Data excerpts
......

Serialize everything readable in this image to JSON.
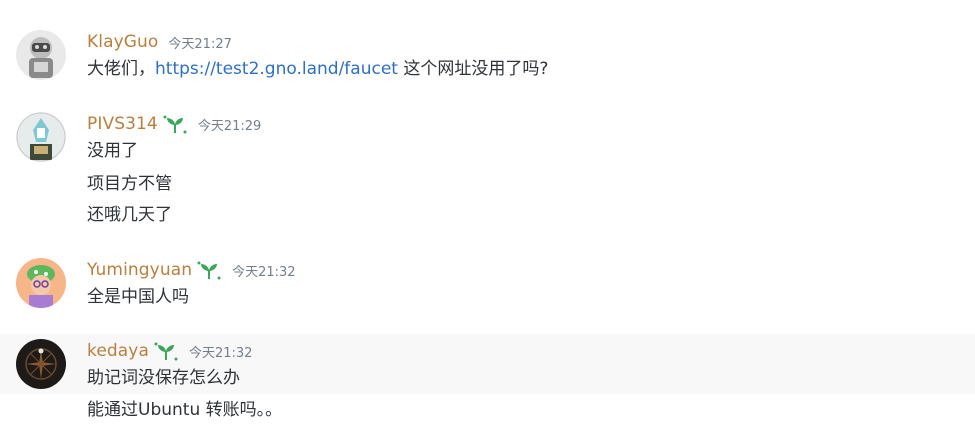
{
  "colors": {
    "username": "#b97f3f",
    "link": "#2d6fc4",
    "timestamp": "#747f8d",
    "text": "#2e3338",
    "hover_bg": "#f8f8f8",
    "badge": "#3ba55c"
  },
  "messages": [
    {
      "username": "KlayGuo",
      "timestamp": "今天21:27",
      "has_badge": false,
      "lines": [
        {
          "before": "大佬们，",
          "link": "https://test2.gno.land/faucet",
          "after": " 这个网址没用了吗?"
        }
      ]
    },
    {
      "username": "PIVS314",
      "timestamp": "今天21:29",
      "has_badge": true,
      "badge_icon": "sprout-icon",
      "lines": [
        "没用了",
        "项目方不管",
        "还哦几天了"
      ]
    },
    {
      "username": "Yumingyuan",
      "timestamp": "今天21:32",
      "has_badge": true,
      "badge_icon": "sprout-icon",
      "lines": [
        "全是中国人吗"
      ]
    },
    {
      "username": "kedaya",
      "timestamp": "今天21:32",
      "has_badge": true,
      "badge_icon": "sprout-icon",
      "lines": [
        "助记词没保存怎么办",
        "能通过Ubuntu 转账吗。。"
      ]
    }
  ]
}
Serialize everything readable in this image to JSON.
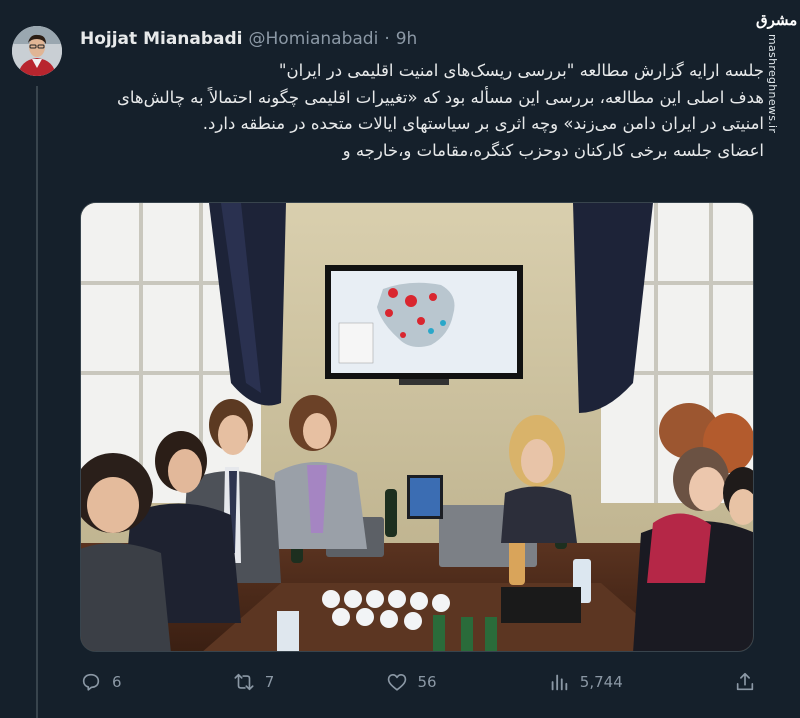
{
  "tweet": {
    "author_name": "Hojjat Mianabadi",
    "handle": "@Homianabadi",
    "separator": "·",
    "time": "9h",
    "lines": [
      "جلسه ارایه گزارش مطالعه \"بررسی ریسک‌های امنیت اقلیمی در ایران\"",
      "هدف اصلی این مطالعه، بررسی این مسأله بود که «تغییرات اقلیمی چگونه احتمالاً به چالش‌های امنیتی در ایران دامن می‌زند» وچه اثری بر سیاستهای ایالات متحده در منطقه دارد.",
      "اعضای جلسه برخی کارکنان دوحزب کنگره،مقامات و،خارجه و"
    ]
  },
  "watermark": {
    "logo_text": "مشرق",
    "site": "mashreghnews.ir"
  },
  "actions": {
    "replies": "6",
    "retweets": "7",
    "likes": "56",
    "views": "5,744"
  },
  "icons": {
    "reply": "reply-icon",
    "retweet": "retweet-icon",
    "like": "heart-icon",
    "views": "views-chart-icon",
    "share": "share-icon"
  },
  "colors": {
    "background": "#15202b",
    "text_primary": "#e7e9ea",
    "text_secondary": "#8b98a5",
    "divider": "#38444d"
  }
}
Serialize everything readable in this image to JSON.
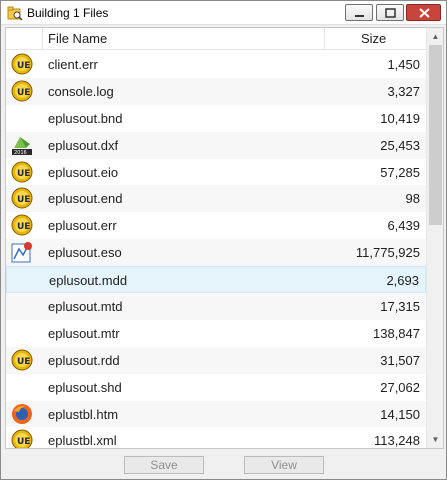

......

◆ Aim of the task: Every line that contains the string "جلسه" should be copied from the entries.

◆ Answer to this exercise:
      "جلسه ارایه گزارش مطالعه \"بررسی ریسک‌های امنیت اقلیمی در ایران\"",
      "اعضای جلسه برخی کارکنان دوحزب کنگره،مقامات و،خارجه و"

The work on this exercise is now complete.